Things Renters Should Know when Dealing with a Real Estate Agent
Anyone in the business of finding living accommodations for another for a fee, commission, or other valuable consideration must be licensed as a real estate broker or salesperson.
* Make sure the real estate agent is licensed and in good standing with the Board. Call (617) 727-2373.
* When seeking to rent or lease an apartment, house, or condominium through a real estate broker or salesperson, you may be asked to complete an application. Know what you are signing. Some applications may bind you to a fee that must be paid whether or not you ever sign a lease. Even when a standard application form (a form that contains “standard” language) is used, you can submit the application with changes that reflect your terms.
* There are no “agency disclosure” regulations for agents finding rental or lease property for a fee. Ask who the agent represents – you or the landlord?
* If you are asked to make a deposit, find out what the deposit will be applied to – first or last month’s rent, security deposit, or a fee and under what circumstances, if any, might you forfeit any portion of that money.
* Determine whether it is you or the landlord who will pay the agent’s commission. If you are required to pay the commission, find out when the payment is due.

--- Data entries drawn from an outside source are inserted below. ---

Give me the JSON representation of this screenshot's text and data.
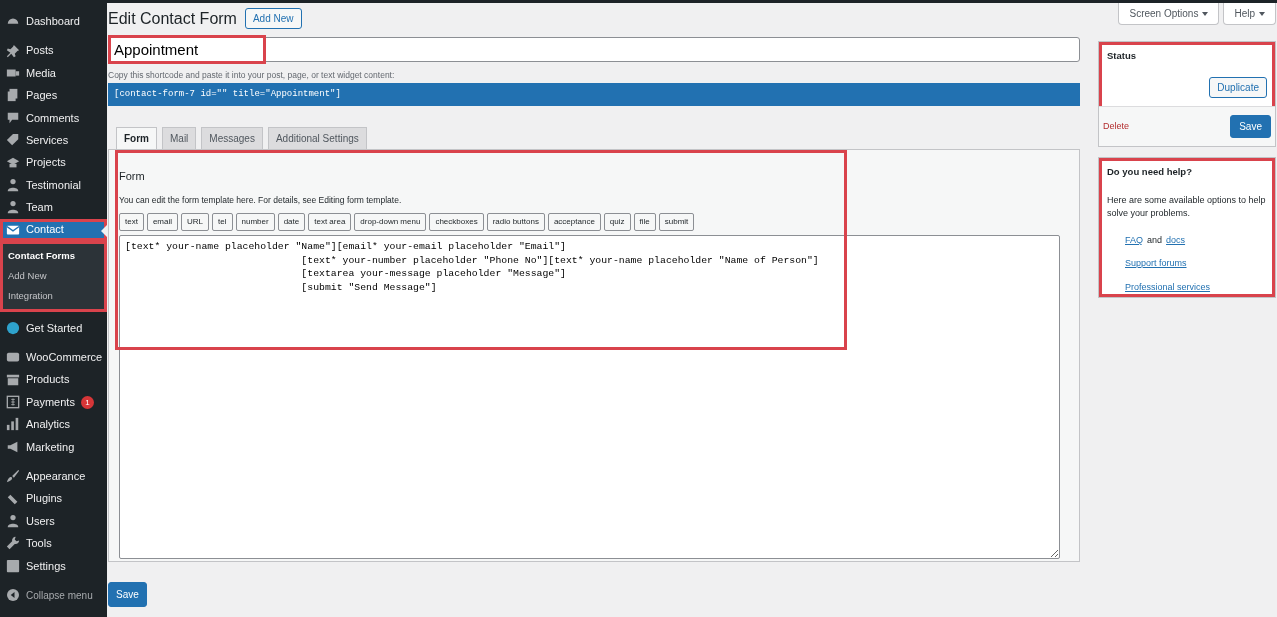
{
  "sidebar": {
    "sections": [
      {
        "items": [
          {
            "label": "Dashboard",
            "selected": false,
            "highlighted": false
          }
        ]
      },
      {
        "items": [
          {
            "label": "Posts",
            "selected": false,
            "highlighted": false
          },
          {
            "label": "Media",
            "selected": false,
            "highlighted": false
          },
          {
            "label": "Pages",
            "selected": false,
            "highlighted": false
          },
          {
            "label": "Comments",
            "selected": false,
            "highlighted": false
          },
          {
            "label": "Services",
            "selected": false,
            "highlighted": false
          },
          {
            "label": "Projects",
            "selected": false,
            "highlighted": false
          },
          {
            "label": "Testimonial",
            "selected": false,
            "highlighted": false
          },
          {
            "label": "Team",
            "selected": false,
            "highlighted": false
          },
          {
            "label": "Contact",
            "selected": true,
            "highlighted": true,
            "submenu_highlighted": true,
            "submenu": [
              {
                "label": "Contact Forms",
                "selected": true
              },
              {
                "label": "Add New",
                "selected": false
              },
              {
                "label": "Integration",
                "selected": false
              }
            ]
          },
          {
            "label": "Get Started",
            "selected": false,
            "highlighted": false
          }
        ]
      },
      {
        "items": [
          {
            "label": "WooCommerce",
            "selected": false,
            "highlighted": false
          },
          {
            "label": "Products",
            "selected": false,
            "highlighted": false
          },
          {
            "label": "Payments",
            "selected": false,
            "highlighted": false,
            "badge": "1"
          },
          {
            "label": "Analytics",
            "selected": false,
            "highlighted": false
          },
          {
            "label": "Marketing",
            "selected": false,
            "highlighted": false
          }
        ]
      },
      {
        "items": [
          {
            "label": "Appearance",
            "selected": false,
            "highlighted": false
          },
          {
            "label": "Plugins",
            "selected": false,
            "highlighted": false
          },
          {
            "label": "Users",
            "selected": false,
            "highlighted": false
          },
          {
            "label": "Tools",
            "selected": false,
            "highlighted": false
          },
          {
            "label": "Settings",
            "selected": false,
            "highlighted": false
          }
        ]
      }
    ],
    "collapse": "Collapse menu"
  },
  "header": {
    "title": "Edit Contact Form",
    "add_new": "Add New"
  },
  "screen_meta": {
    "screen_options": "Screen Options",
    "help": "Help"
  },
  "title_field": {
    "value": "Appointment",
    "highlighted": true
  },
  "shortcode_hint": "Copy this shortcode and paste it into your post, page, or text widget content:",
  "shortcode": "[contact-form-7 id=\"\" title=\"Appointment\"]",
  "tabs": [
    {
      "label": "Form",
      "selected": true
    },
    {
      "label": "Mail",
      "selected": false
    },
    {
      "label": "Messages",
      "selected": false
    },
    {
      "label": "Additional Settings",
      "selected": false
    }
  ],
  "form_panel": {
    "highlighted": true,
    "heading": "Form",
    "description": "You can edit the form template here. For details, see ",
    "link": "Editing form template",
    "description_end": ".",
    "tag_buttons": [
      "text",
      "email",
      "URL",
      "tel",
      "number",
      "date",
      "text area",
      "drop-down menu",
      "checkboxes",
      "radio buttons",
      "acceptance",
      "quiz",
      "file",
      "submit"
    ],
    "template": "[text* your-name placeholder \"Name\"][email* your-email placeholder \"Email\"]\n                              [text* your-number placeholder \"Phone No\"][text* your-name placeholder \"Name of Person\"]\n                              [textarea your-message placeholder \"Message\"]\n                              [submit \"Send Message\"]"
  },
  "save": "Save",
  "status_box": {
    "highlighted": true,
    "title": "Status",
    "duplicate": "Duplicate",
    "delete": "Delete",
    "save": "Save"
  },
  "help_box": {
    "highlighted": true,
    "title": "Do you need help?",
    "text": "Here are some available options to help solve your problems.",
    "lines": [
      {
        "parts": [
          {
            "text": "FAQ",
            "link": true
          },
          {
            "text": "and",
            "link": false
          },
          {
            "text": "docs",
            "link": true
          }
        ]
      },
      {
        "parts": [
          {
            "text": "Support forums",
            "link": true
          }
        ]
      },
      {
        "parts": [
          {
            "text": "Professional services",
            "link": true
          }
        ]
      }
    ]
  }
}
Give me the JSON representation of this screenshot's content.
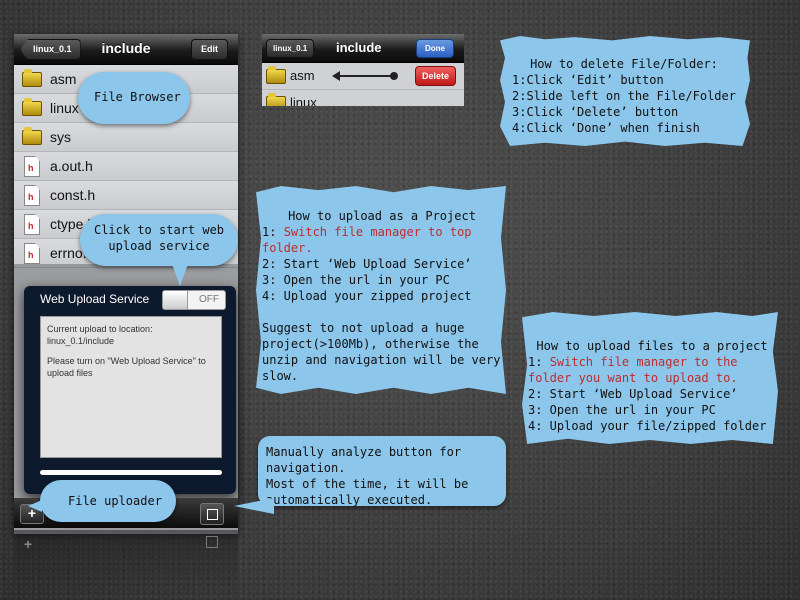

It is illegal for an apartment listing service to advertise or otherwise represent listings that claim to meet certain specifications when, in fact, they do not, or to state that it has listings meeting certain specifications when it has no such listings. It is also illegal for an apartment listing service to induce you to sign a contract by falsely representing that it has listings that conform to your requirements at the time the contract is executed.